“We can think about streets differently as well, for example, as outdoor space that can be enjoyed and have some aspects of commerce,” Lubinsky says. Indeed, WXY is working with a business improvement district to look at ways in which building and sidewalk codes can accommodate much-needed solutions for businesses and the public at large. Industries like retail were already in a difficult position before the pandemic due to trends like e-commerce. Urban planners can find ways to make use of street and sidewalk space to facilitate commerce while also keeping the public safe. Outdoor dining, for example, typically allows for better compliance with social distancing than indoor dining. As such, opening sidewalks and streets to outdoor dining would help keep the public safe while also promoting economic activity that many restaurants need. When thinking about public spaces, we might begin to inquire into the density of those spaces and its implications for transmission of COVID-19.
The call for social distancing could lead one to intuit that density might accelerate the spread of COVID-19. After all, it’s harder to stand two meters apart from other people on a crowded city street than it is in a car in the suburbs. However, as Lubinsky notes, the correlation between density and the rate of transmission is not so clear. “Density is clearly a challenge, but we have illustrations from very dense cities that took action earlier than American cities and are doing comparatively very well: Seoul, Taipei, Singapore and Hong Kong, for example,” says Lubinsky, “To my mind, an effective approach should not attack density but recognize that certain aspects of decentralization may start (or continue) to occur.”

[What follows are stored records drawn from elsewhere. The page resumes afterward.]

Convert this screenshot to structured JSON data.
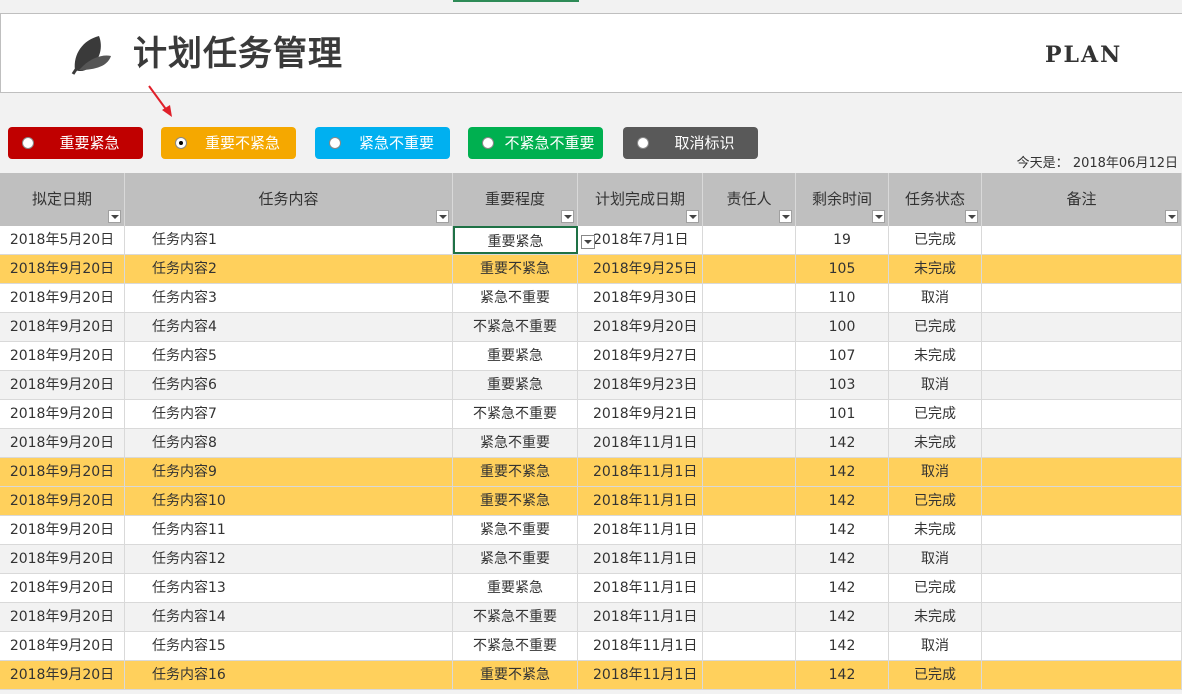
{
  "header": {
    "title": "计划任务管理",
    "plan_text": "PLAN",
    "leaf_icon": "leaf-icon"
  },
  "legend": [
    {
      "label": "重要紧急",
      "color": "#c00000",
      "checked": false
    },
    {
      "label": "重要不紧急",
      "color": "#f5a800",
      "checked": true
    },
    {
      "label": "紧急不重要",
      "color": "#00b0f0",
      "checked": false
    },
    {
      "label": "不紧急不重要",
      "color": "#00b050",
      "checked": false
    },
    {
      "label": "取消标识",
      "color": "#595959",
      "checked": false
    }
  ],
  "today": {
    "label": "今天是：",
    "value": "2018年06月12日"
  },
  "table": {
    "columns": [
      "拟定日期",
      "任务内容",
      "重要程度",
      "计划完成日期",
      "责任人",
      "剩余时间",
      "任务状态",
      "备注"
    ],
    "rows": [
      {
        "date": "2018年5月20日",
        "task": "任务内容1",
        "level": "重要紧急",
        "due": "2018年7月1日",
        "owner": "",
        "remain": "19",
        "status": "已完成",
        "note": "",
        "style": "white"
      },
      {
        "date": "2018年9月20日",
        "task": "任务内容2",
        "level": "重要不紧急",
        "due": "2018年9月25日",
        "owner": "",
        "remain": "105",
        "status": "未完成",
        "note": "",
        "style": "orange"
      },
      {
        "date": "2018年9月20日",
        "task": "任务内容3",
        "level": "紧急不重要",
        "due": "2018年9月30日",
        "owner": "",
        "remain": "110",
        "status": "取消",
        "note": "",
        "style": "white"
      },
      {
        "date": "2018年9月20日",
        "task": "任务内容4",
        "level": "不紧急不重要",
        "due": "2018年9月20日",
        "owner": "",
        "remain": "100",
        "status": "已完成",
        "note": "",
        "style": "gray"
      },
      {
        "date": "2018年9月20日",
        "task": "任务内容5",
        "level": "重要紧急",
        "due": "2018年9月27日",
        "owner": "",
        "remain": "107",
        "status": "未完成",
        "note": "",
        "style": "white"
      },
      {
        "date": "2018年9月20日",
        "task": "任务内容6",
        "level": "重要紧急",
        "due": "2018年9月23日",
        "owner": "",
        "remain": "103",
        "status": "取消",
        "note": "",
        "style": "gray"
      },
      {
        "date": "2018年9月20日",
        "task": "任务内容7",
        "level": "不紧急不重要",
        "due": "2018年9月21日",
        "owner": "",
        "remain": "101",
        "status": "已完成",
        "note": "",
        "style": "white"
      },
      {
        "date": "2018年9月20日",
        "task": "任务内容8",
        "level": "紧急不重要",
        "due": "2018年11月1日",
        "owner": "",
        "remain": "142",
        "status": "未完成",
        "note": "",
        "style": "gray"
      },
      {
        "date": "2018年9月20日",
        "task": "任务内容9",
        "level": "重要不紧急",
        "due": "2018年11月1日",
        "owner": "",
        "remain": "142",
        "status": "取消",
        "note": "",
        "style": "orange"
      },
      {
        "date": "2018年9月20日",
        "task": "任务内容10",
        "level": "重要不紧急",
        "due": "2018年11月1日",
        "owner": "",
        "remain": "142",
        "status": "已完成",
        "note": "",
        "style": "orange"
      },
      {
        "date": "2018年9月20日",
        "task": "任务内容11",
        "level": "紧急不重要",
        "due": "2018年11月1日",
        "owner": "",
        "remain": "142",
        "status": "未完成",
        "note": "",
        "style": "white"
      },
      {
        "date": "2018年9月20日",
        "task": "任务内容12",
        "level": "紧急不重要",
        "due": "2018年11月1日",
        "owner": "",
        "remain": "142",
        "status": "取消",
        "note": "",
        "style": "gray"
      },
      {
        "date": "2018年9月20日",
        "task": "任务内容13",
        "level": "重要紧急",
        "due": "2018年11月1日",
        "owner": "",
        "remain": "142",
        "status": "已完成",
        "note": "",
        "style": "white"
      },
      {
        "date": "2018年9月20日",
        "task": "任务内容14",
        "level": "不紧急不重要",
        "due": "2018年11月1日",
        "owner": "",
        "remain": "142",
        "status": "未完成",
        "note": "",
        "style": "gray"
      },
      {
        "date": "2018年9月20日",
        "task": "任务内容15",
        "level": "不紧急不重要",
        "due": "2018年11月1日",
        "owner": "",
        "remain": "142",
        "status": "取消",
        "note": "",
        "style": "white"
      },
      {
        "date": "2018年9月20日",
        "task": "任务内容16",
        "level": "重要不紧急",
        "due": "2018年11月1日",
        "owner": "",
        "remain": "142",
        "status": "已完成",
        "note": "",
        "style": "orange"
      }
    ]
  }
}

Many North American cities were experiencing elements of such decentralization before the pandemic that have since been compounded. “I think there is going to be an aspect of remote working and a continuing trend of what I would call fractured community patterns,” observes Lubinsky. In addition to remote working, there has been a trend of people “reverse commuting” from their homes in larger cities to work in smaller cities. Lubinsky believes some of these patterns will continue and potentially accelerate. Nonetheless, he thinks that urban planners should still strive to retain the qualities of good urbanism. Mixed-use development can reduce the need to drive to shop. Ensuring social services, such as schools and hospitals, are easily accessible by urban transit reduces carbon emissions while providing essential services to those who rely on public transit.
So far, we’ve discussed various challenges that cities have been experiencing both before and during the pandemic, many of which will likely continue once the pandemic subsides. We’ve also reviewed various solutions to these challenges. But how can urban planners evaluate and validate such solutions? “Doing scenario testing is a critical part of this,” says Lubinsky, “We do a lot of modeling work, such as for the school exercise, that involves both technical platforms as well as the application of equity indices in our scenarios.” We should note here that users of ArcGIS Urban can take advantage of such modeling and scenario testing capabilities. On the importance of equity indicators, Lubinsky stresses these are essential to ensure that urban planners address the needs of the whole population rather than small segments of it.